Slowly, slowly there have been signs New Zealand is emerging from the initial shock of the mosque terror attacks.

Wellingtonians have started moaning about their buses again, Victoria University was still banging on about its name change, Aucklanders were stuck in traffic, the Prime Minister was finally going to China.

But perhaps the surest sign came in the return of a sense of humour. New Zealanders use humour to deal with all manner of things and in this case it proved a worthy weapon against the pro-gun lobby in the US.


It popped its head up after gun lovers in the United States noticed Prime Minister Jacinda Ardern had actually gone ahead with her promise to reform gun laws rather than just make noises which faded away.

Few things better illustrate the chasm in the cultures of the two countries than this debate.

Politicians are usually long-winded but two in this case showed how powerful a few wisely chosen words can be.
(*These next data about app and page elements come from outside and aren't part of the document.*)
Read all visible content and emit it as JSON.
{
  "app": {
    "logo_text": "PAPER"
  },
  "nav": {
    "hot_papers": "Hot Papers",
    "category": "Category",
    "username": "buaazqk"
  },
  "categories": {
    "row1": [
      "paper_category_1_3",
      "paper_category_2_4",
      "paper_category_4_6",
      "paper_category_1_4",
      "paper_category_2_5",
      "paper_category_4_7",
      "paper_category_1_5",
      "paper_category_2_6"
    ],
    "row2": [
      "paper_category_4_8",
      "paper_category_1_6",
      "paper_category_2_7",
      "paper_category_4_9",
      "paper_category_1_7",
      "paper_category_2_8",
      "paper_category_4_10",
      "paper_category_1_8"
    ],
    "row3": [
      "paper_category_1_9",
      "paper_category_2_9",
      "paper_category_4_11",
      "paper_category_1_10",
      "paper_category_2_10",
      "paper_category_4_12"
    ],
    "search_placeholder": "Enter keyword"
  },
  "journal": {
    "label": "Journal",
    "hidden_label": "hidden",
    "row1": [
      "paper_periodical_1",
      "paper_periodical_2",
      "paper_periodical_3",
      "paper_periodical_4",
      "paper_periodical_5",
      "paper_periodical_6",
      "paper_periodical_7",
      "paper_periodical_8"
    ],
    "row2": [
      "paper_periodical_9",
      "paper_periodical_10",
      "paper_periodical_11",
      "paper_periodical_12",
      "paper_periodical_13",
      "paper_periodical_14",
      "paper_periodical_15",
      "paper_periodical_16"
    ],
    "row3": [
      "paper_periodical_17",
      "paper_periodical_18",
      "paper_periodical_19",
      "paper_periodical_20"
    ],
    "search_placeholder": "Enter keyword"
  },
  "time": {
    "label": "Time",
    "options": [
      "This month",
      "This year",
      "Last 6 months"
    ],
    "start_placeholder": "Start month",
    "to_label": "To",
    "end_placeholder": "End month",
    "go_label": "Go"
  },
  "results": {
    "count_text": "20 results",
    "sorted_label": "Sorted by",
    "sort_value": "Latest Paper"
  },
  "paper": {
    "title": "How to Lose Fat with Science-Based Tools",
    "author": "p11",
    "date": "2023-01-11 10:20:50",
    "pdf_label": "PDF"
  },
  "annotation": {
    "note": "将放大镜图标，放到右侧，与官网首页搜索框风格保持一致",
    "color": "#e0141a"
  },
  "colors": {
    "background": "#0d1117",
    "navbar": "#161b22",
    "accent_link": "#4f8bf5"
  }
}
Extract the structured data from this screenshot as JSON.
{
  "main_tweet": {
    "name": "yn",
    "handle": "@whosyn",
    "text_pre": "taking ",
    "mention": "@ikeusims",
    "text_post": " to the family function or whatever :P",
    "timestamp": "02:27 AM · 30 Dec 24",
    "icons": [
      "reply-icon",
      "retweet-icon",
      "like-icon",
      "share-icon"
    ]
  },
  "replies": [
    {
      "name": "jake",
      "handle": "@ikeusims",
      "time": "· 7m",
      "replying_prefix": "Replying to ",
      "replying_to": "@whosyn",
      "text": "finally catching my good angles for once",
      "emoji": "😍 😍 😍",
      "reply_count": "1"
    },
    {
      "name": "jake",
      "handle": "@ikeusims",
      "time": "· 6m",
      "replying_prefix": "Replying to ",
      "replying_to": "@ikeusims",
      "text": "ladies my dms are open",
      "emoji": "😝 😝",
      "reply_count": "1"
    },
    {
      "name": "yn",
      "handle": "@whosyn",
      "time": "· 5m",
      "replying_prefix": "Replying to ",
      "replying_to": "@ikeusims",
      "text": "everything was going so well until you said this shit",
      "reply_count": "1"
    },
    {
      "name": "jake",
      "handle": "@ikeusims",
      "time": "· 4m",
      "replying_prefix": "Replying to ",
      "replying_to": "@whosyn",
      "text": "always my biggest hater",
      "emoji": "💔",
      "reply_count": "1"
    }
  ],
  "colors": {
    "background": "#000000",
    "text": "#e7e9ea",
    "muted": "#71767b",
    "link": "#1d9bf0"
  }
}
The first was National MP Chris Bishop, who responded to Australian Senator Fraser Anning's take on the mosque attacks with just two words: "F*** off."

The second was National MP Judith Collins who responded to suggestions the US gun lobby National Rifle Association might get involved in the debate in New Zealand with another two words: "Bugger off."

Other New Zealanders on Twitter also chose to puncture points made by gun fans in the US with humour.

Police Minister Stuart Nash will oversee the gun reforms wanted by Prime Minister Jacinda Ardern. Photo / Mark Mitchell
Police Minister Stuart Nash will oversee the gun reforms wanted by Prime Minister Jacinda Ardern. Photo / Mark Mitchell

There was much debate about the Second Amendment - that part of the US Constitution that allows its citizens to bear arms.

One person responded the Second Amendment in New Zealand was "togs, togs, togs, undies".


Others said that in New Zealand we did not have a Second Amendment – we had Second Breakfast, a Hobbit reference.

Many expressed touching concern about how New Zealanders – most of whom did not have guns to start with - would protect themselves now.

Someone else in the US reassured those people that most New Zealanders had "machine shops" in their back yard and could easily whip up a DIY gun. A Kiwi deadpanned back that our number eight wire skills were indeed renowned.

One wit wrote that while the US had the NRA, New Zealand had the National Eftpos Machine Association - a reference to Abdul Aziz who tried to drive off the gunman with an eftpos machine and has become a hero for his actions.

The only real debate on the matter in New Zealand was why it had not already made the reforms. All parties had questions to answer on this.

Both National and NZ First brushed away their previous reluctance to reform, saying things had now changed and hindsight was no use at all.


Former Prime Minister Helen Clark was refreshingly honest when centre right commentator Matthew Hooton took her to task on Twitter over the failure to reform the laws in her years from 1999 to 2008.

This came after Clark had said she was Prime Minister for nine years "and it never came to the top of the pile. It's a pity that it wasn't top of the priority list".

After Hooton pointed out it was the PM who set the "priority list", Clark pointed out she was relying on the votes of United Future, which at the time was in cahoots with the Outdoor Recreation Party – which supported hunting.

Then it came, an acknowledgement "this was a failure on my watch". She added that she hoped Ardern would be able to see through the full set of reforms she wanted.

It was another small party, NZ First, that risked standing in the way this time round. The horror of those mosque attacks effectively neutered its objections.

Its MP Ron Mark had previously repeatedly dismissed any suggestion of restricting gun laws or introducing a comprehensive register as "rubbish".


This time, NZ First was quickly brought onside for at least the first tranche of the gun reforms: the swift banning of military style semi-automatic rifles and some ammunition.

The second tranche – including a proposed register - will come after things have calmed down and will involve more complex discussions.

Those seem likely to be put forward in an election year, when NZ First is again trying to claw its way above the 5 per cent threshold and may well want to appeal to the very voters who do not support the restrictions.

Change may be a more difficult task then.

If so, Ardern may want to borrow some words from Bishop and Collins.